**What is expected**
Look over the entries that follow and work out how many lines contain "eBooks". State the number only.
··········
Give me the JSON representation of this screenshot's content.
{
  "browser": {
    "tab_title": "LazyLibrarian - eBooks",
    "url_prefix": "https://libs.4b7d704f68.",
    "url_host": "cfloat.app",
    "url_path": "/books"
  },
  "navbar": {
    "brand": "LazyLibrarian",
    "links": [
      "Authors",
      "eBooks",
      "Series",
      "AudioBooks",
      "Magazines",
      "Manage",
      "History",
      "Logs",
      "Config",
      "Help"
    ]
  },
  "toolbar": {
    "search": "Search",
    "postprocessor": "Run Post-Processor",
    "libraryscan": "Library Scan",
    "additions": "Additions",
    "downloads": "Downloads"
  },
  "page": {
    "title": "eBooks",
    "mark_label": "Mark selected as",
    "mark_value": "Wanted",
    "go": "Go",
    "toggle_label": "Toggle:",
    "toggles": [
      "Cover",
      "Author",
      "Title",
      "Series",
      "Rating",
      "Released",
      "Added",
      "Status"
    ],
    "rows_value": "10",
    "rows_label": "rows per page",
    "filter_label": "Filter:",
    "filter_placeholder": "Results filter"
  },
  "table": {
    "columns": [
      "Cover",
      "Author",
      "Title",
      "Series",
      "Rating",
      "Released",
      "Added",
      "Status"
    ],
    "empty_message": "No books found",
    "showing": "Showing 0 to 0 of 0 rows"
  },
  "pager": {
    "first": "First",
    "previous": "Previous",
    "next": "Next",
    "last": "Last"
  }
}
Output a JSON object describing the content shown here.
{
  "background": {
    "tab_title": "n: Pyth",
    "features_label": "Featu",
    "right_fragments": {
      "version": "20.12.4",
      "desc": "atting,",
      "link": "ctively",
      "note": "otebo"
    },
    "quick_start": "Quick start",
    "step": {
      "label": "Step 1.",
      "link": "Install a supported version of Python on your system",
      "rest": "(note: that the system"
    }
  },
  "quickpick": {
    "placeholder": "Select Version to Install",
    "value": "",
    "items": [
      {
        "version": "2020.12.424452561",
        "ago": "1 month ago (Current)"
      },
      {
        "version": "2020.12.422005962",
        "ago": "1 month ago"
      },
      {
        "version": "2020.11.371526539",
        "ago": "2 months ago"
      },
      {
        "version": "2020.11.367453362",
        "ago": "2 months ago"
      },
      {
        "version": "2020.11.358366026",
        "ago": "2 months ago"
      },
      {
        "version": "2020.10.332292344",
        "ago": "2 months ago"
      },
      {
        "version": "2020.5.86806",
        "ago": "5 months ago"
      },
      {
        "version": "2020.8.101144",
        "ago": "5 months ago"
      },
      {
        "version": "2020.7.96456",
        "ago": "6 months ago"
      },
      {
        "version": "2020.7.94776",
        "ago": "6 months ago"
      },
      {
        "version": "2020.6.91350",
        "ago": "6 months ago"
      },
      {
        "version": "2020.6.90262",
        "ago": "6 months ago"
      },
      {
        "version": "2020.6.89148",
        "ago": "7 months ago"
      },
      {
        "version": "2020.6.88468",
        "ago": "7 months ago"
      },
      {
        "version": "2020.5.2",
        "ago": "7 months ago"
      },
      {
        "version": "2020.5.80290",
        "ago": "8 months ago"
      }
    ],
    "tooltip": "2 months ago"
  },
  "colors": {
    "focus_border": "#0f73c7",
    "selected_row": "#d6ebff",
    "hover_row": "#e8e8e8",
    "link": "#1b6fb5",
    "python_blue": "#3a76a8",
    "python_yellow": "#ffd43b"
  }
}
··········
**Output**
3